“As long as the retail price for shoes is $250 or whatever it is and people are willing to pay $1,300, $1,400, $1,500, it’s worth reselling. A shoe release is essentially an IPO at that point, because you know the price you’re going to pay is far below what the market will set the value at,” Bengtson said. “People are going to do that whether they buy it at a store or on the app.”
There are some notable positives that come with these apps though. In a market that has long been restricted to modern day shoe-tropolises like New York and Los Angeles, it evens things out and gives those outside of major cities their own chance to get kicks. And getting a simple push notification is a lot easier than setting an alarm and logging on to some seller’s website, only to be met with crashing webpages.
“It’s convenient for people who maybe don’t have some destination sneaker store in their own city or whose sneaker store doesn’t get whatever the latest coveted product is,” Bengtson said. “I do think that it does bring new people into it and it does to an extent level the playing field.”

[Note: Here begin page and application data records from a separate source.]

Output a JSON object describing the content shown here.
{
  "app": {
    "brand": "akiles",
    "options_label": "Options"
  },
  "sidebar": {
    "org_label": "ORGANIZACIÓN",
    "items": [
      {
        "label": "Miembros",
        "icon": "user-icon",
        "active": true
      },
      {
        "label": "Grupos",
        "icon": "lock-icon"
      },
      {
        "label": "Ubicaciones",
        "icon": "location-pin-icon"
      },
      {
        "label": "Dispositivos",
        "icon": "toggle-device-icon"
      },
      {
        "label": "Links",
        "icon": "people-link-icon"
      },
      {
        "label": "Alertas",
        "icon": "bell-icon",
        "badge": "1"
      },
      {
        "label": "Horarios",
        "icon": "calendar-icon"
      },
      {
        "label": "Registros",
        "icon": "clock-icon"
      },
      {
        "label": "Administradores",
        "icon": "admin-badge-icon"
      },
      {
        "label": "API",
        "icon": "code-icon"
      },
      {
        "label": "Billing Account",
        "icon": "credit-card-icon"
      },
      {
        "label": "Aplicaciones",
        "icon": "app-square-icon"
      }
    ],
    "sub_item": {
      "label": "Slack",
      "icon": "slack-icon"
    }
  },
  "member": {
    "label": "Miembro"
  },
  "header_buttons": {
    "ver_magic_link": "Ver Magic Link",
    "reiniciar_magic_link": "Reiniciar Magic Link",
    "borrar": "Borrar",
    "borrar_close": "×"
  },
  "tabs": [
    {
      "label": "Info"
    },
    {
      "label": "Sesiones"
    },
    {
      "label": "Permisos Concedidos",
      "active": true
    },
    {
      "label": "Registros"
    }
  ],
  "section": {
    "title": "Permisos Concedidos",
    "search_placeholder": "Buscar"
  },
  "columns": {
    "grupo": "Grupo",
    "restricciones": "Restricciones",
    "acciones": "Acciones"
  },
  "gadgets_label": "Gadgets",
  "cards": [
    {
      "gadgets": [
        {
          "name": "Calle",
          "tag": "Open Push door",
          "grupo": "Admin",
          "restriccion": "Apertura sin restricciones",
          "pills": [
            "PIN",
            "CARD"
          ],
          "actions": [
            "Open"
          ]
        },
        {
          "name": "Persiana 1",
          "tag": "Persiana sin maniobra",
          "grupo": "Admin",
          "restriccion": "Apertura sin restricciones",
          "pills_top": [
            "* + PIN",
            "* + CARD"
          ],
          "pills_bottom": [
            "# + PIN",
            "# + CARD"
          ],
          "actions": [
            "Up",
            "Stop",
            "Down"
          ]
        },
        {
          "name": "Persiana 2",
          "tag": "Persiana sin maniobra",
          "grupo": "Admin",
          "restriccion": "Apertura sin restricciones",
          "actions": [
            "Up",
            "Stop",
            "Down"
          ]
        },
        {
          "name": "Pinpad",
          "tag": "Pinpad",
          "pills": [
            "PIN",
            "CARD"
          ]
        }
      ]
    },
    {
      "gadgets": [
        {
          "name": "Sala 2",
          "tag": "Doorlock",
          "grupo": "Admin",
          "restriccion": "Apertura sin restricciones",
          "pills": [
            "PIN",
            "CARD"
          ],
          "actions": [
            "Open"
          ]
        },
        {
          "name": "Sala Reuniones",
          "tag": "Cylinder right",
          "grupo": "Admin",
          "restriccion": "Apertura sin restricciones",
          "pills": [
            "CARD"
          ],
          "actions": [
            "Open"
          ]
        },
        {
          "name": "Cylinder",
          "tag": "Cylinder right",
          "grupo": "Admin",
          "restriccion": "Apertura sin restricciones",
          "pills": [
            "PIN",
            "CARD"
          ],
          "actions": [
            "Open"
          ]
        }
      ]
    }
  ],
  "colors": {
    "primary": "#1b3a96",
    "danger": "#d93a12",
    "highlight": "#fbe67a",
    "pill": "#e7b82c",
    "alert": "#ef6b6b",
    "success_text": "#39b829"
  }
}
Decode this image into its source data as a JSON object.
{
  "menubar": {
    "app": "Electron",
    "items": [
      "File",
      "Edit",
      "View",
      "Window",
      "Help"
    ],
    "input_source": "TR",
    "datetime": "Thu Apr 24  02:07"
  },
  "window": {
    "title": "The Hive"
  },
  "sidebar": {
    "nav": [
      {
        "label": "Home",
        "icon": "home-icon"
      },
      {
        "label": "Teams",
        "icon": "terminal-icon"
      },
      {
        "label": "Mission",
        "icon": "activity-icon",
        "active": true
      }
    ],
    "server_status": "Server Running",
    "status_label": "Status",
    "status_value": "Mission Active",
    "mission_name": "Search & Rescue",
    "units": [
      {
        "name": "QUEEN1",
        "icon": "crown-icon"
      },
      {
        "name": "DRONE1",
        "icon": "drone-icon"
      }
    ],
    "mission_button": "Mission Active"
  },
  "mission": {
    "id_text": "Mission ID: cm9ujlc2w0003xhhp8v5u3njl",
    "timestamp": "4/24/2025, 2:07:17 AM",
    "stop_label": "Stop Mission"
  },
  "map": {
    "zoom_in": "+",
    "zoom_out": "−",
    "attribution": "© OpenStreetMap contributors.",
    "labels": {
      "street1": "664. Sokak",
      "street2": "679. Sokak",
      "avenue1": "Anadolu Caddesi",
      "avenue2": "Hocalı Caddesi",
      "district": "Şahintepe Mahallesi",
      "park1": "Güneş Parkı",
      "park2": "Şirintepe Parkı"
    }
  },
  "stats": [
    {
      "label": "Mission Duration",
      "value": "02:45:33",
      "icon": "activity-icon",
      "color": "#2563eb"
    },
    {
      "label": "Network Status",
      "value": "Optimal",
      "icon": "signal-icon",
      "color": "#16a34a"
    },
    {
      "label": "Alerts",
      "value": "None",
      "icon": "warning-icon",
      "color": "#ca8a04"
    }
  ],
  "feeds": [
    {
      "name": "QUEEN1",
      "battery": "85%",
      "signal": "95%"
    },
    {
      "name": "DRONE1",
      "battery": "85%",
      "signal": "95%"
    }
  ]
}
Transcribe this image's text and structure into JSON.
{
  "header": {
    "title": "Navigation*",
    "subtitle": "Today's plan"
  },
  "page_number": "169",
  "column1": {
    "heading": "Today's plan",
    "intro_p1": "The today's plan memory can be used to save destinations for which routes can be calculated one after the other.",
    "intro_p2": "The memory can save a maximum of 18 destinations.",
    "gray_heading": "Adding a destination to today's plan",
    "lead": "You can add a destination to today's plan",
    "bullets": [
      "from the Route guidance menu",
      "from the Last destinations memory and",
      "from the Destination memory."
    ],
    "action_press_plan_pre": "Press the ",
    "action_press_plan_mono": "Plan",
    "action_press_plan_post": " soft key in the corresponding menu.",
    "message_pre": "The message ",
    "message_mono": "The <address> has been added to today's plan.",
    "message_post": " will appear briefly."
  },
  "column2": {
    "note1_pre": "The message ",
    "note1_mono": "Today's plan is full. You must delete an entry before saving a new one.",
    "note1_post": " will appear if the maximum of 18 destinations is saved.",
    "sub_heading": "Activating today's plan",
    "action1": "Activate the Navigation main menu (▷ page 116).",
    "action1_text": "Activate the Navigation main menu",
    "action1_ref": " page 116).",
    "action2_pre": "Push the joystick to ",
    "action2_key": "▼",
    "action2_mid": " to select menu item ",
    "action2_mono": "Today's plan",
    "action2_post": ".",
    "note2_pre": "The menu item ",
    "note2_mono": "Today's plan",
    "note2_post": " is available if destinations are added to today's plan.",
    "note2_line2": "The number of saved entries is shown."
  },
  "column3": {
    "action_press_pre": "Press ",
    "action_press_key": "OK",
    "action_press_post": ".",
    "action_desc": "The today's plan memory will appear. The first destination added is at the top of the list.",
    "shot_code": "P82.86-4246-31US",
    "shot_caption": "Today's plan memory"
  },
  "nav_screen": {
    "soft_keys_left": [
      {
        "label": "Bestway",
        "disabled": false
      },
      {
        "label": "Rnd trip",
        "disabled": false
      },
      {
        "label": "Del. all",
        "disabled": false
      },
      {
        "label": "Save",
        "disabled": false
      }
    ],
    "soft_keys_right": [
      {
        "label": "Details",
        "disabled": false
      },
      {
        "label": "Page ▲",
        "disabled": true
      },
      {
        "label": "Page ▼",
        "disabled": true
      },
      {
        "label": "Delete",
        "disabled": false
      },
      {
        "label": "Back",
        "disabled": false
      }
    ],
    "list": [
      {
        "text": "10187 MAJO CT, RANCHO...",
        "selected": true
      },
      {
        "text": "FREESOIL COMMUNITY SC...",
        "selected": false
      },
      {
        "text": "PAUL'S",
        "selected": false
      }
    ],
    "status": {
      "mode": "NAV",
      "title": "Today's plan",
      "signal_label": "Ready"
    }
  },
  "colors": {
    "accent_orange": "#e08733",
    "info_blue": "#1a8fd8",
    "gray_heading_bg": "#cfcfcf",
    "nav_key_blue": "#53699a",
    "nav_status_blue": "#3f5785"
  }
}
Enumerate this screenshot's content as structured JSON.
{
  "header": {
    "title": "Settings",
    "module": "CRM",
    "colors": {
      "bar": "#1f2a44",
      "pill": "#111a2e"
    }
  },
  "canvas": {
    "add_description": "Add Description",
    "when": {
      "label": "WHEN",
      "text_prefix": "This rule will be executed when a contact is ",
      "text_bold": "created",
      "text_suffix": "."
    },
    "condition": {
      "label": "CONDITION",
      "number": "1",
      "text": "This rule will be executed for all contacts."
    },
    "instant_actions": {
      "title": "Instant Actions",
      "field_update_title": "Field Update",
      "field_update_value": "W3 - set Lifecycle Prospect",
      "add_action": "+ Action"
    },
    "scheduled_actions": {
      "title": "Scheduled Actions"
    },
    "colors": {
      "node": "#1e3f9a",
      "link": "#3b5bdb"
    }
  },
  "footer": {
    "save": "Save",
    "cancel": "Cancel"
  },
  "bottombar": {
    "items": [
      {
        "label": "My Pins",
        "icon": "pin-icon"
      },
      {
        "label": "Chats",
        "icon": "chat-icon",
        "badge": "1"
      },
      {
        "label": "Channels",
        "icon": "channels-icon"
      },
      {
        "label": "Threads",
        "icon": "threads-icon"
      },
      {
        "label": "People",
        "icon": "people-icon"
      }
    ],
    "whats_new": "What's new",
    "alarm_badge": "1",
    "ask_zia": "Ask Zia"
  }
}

But leveling the playing field also means widening the number of participants, and it doesn’t always mean increasing the supply. So that means more people having to leapfrog a bench in a dead sprint to try and grab a hold of the prize. It’s much more high stakes than trying to put shoes in an online cart, but not as strenuous as waiting in line, some would argue.
“Personally, I do prefer these kinds of drops because it only takes an hour or two out of your day,” Ballesteros said. “I've only waited in a line once and it was the worst experience ever.“
But when it comes down to it, making the act of purchasing shoes a game by definition results in winners and losers.
In the end, it might not matter to weathered sneakerheads. The thrill comes from buying the shoe, yes, but it also comes in the chase. As Ballesteros put it, he said even if he’d gone through that trouble to get to Washington Square Park only to find out the shoes had been sold out, he said it wouldn’t have been all that different than what he’s used to.
“I wouldn't have felt any type of way,” Ballesteros said. “In my two years collecting sneakers I have tried to buy so many sneakers and ended up failing. It's just a part of the sneaker game, you have to learn to accept you won't always be able to purchase what you want.”
Maybe it’s fair, maybe it isn’t. But either way, that’s the game.